The Wall Street Journal (WSJ) has attacked the Independent Television Commission (ITC), after the UK television regulator castigated its sister company, the pan-European financial TV channel CNBC Europe, for breaking European rules on programme sponsorship.
Last Friday, the WSJ described the ruling as “the British Government harassing private competitors of the publicly funded British Broadcasting Company” [sic], which “dominates Britain’s terrestrial TV channels” and uses its position to “aggressively” promote itself on other platforms, including digital and satellite.
The WSJ is owned by Dow Jones, which also co-owns CNBC Europe and NBC. The ITC reprimanded CNBC over the programme, The Wall Street Journal Editorial Board with Stuart Varney, because its code forbids commercial sponsorship of current affairs programmes.
Meanwhile, in a row over a separate ruling, CNBC Europe has threatened to move its European base out of London.

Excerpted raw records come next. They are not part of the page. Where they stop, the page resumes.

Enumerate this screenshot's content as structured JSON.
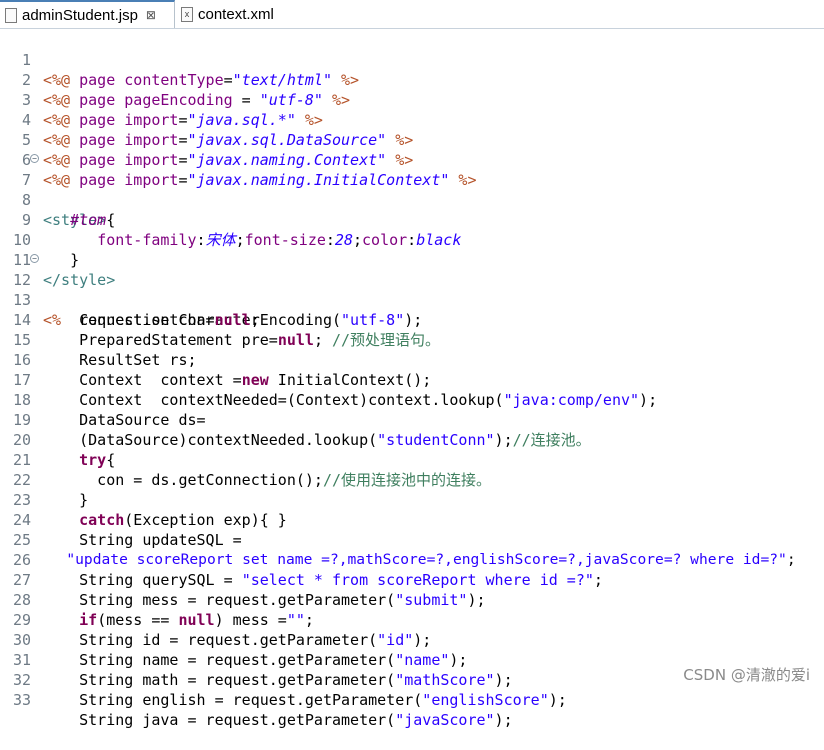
{
  "tabs": [
    {
      "label": "adminStudent.jsp",
      "close": "⊠"
    },
    {
      "label": "context.xml"
    }
  ],
  "gutter": {
    "line_numbers": [
      "1",
      "2",
      "3",
      "4",
      "5",
      "6",
      "7",
      "8",
      "9",
      "10",
      "11",
      "12",
      "13",
      "14",
      "15",
      "16",
      "17",
      "18",
      "19",
      "20",
      "21",
      "22",
      "23",
      "24",
      "25",
      "26",
      "27",
      "28",
      "29",
      "30",
      "31",
      "32",
      "33"
    ]
  },
  "code": {
    "l1": [
      "<%@",
      " page ",
      "contentType",
      "=",
      "\"text/html\"",
      " %>"
    ],
    "l2": [
      "<%@",
      " page ",
      "pageEncoding",
      " = ",
      "\"utf-8\"",
      " %>"
    ],
    "l3": [
      "<%@",
      " page ",
      "import",
      "=",
      "\"java.sql.*\"",
      " %>"
    ],
    "l4": [
      "<%@",
      " page ",
      "import",
      "=",
      "\"javax.sql.DataSource\"",
      " %>"
    ],
    "l5": [
      "<%@",
      " page ",
      "import",
      "=",
      "\"javax.naming.Context\"",
      " %>"
    ],
    "l6": [
      "<%@",
      " page ",
      "import",
      "=",
      "\"javax.naming.InitialContext\"",
      " %>"
    ],
    "l7": [
      "<style>"
    ],
    "l8": [
      "   ",
      "#tom",
      "{"
    ],
    "l9": [
      "      ",
      "font-family",
      ":",
      "宋体",
      ";",
      "font-size",
      ":",
      "28",
      ";",
      "color",
      ":",
      "black"
    ],
    "l10": [
      "   }"
    ],
    "l11": [
      "</style>"
    ],
    "l12": [
      "<%",
      "  request.setCharacterEncoding(",
      "\"utf-8\"",
      ");"
    ],
    "l13": [
      "    Connection con=",
      "null",
      ";"
    ],
    "l14": [
      "    PreparedStatement pre=",
      "null",
      "; ",
      "//预处理语句。"
    ],
    "l15": [
      "    ResultSet rs;"
    ],
    "l16": [
      "    Context  context =",
      "new",
      " InitialContext();"
    ],
    "l17": [
      "    Context  contextNeeded=(Context)context.lookup(",
      "\"java:comp/env\"",
      ");"
    ],
    "l18": [
      "    DataSource ds="
    ],
    "l19": [
      "    (DataSource)contextNeeded.lookup(",
      "\"studentConn\"",
      ");",
      "//连接池。"
    ],
    "l20": [
      "    ",
      "try",
      "{"
    ],
    "l21": [
      "      con = ds.getConnection();",
      "//使用连接池中的连接。"
    ],
    "l22": [
      "    }"
    ],
    "l23": [
      "    ",
      "catch",
      "(Exception exp){ }"
    ],
    "l24": [
      "    String updateSQL ="
    ],
    "l25": [
      "   ",
      "\"update scoreReport set name =?,mathScore=?,englishScore=?,javaScore=? where id=?\"",
      ";"
    ],
    "l26": [
      "    String querySQL = ",
      "\"select * from scoreReport where id =?\"",
      ";"
    ],
    "l27": [
      "    String mess = request.getParameter(",
      "\"submit\"",
      ");"
    ],
    "l28": [
      "    ",
      "if",
      "(mess == ",
      "null",
      ") mess =",
      "\"\"",
      ";"
    ],
    "l29": [
      "    String id = request.getParameter(",
      "\"id\"",
      ");"
    ],
    "l30": [
      "    String name = request.getParameter(",
      "\"name\"",
      ");"
    ],
    "l31": [
      "    String math = request.getParameter(",
      "\"mathScore\"",
      ");"
    ],
    "l32": [
      "    String english = request.getParameter(",
      "\"englishScore\"",
      ");"
    ],
    "l33": [
      "    String java = request.getParameter(",
      "\"javaScore\"",
      ");"
    ]
  },
  "watermark": "CSDN @清澈的爱i",
  "colors": {
    "directive": "#b5532a",
    "keyword": "#7f0055",
    "string": "#2a00ff",
    "comment": "#3f7f5f",
    "tag": "#3f7f7f",
    "attribute": "#7f007f"
  }
}
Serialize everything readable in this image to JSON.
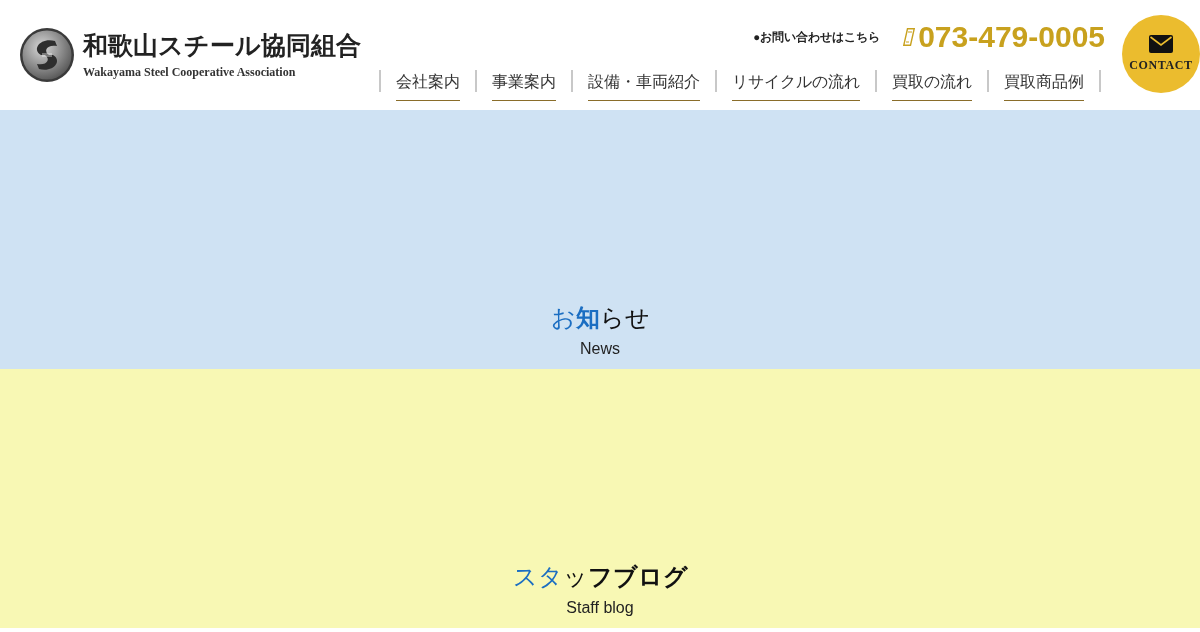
{
  "header": {
    "logo": {
      "title": "和歌山スチール協同組合",
      "subtitle": "Wakayama Steel Cooperative Association"
    },
    "contact": {
      "label": "●お問い合わせはこちら",
      "phone": "073-479-0005",
      "button": "CONTACT"
    },
    "nav": [
      "会社案内",
      "事業案内",
      "設備・車両紹介",
      "リサイクルの流れ",
      "買取の流れ",
      "買取商品例"
    ]
  },
  "sections": [
    {
      "kind": "news",
      "title_accent": "お**知**",
      "title_rest": "らせ",
      "subtitle": "News"
    },
    {
      "kind": "blog",
      "title_accent": "スタ",
      "title_rest": "ッ**フブログ**",
      "subtitle": "Staff blog"
    }
  ]
}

This threat follows a ruling by the ITC that a series aimed at explaining to consumers what the euro was – commissioned and funded by the European Union – broke the same code and therefore the EU’s own law.
CNBC Europe has written to culture secretary Tessa Jowell and trade and industry secretary Patricia Hewitt asking them to use this week’s Communications Bill to change the rules.
An ITC spokeswoman says both programmes broke the ITC Code, which is based on the UK Broadcasting Act 1990. The 1990 act is, in turn, based on the EU Broadcasting Directive of 1989. She adds: “For the rules to be changed, the directive would have to be changed.”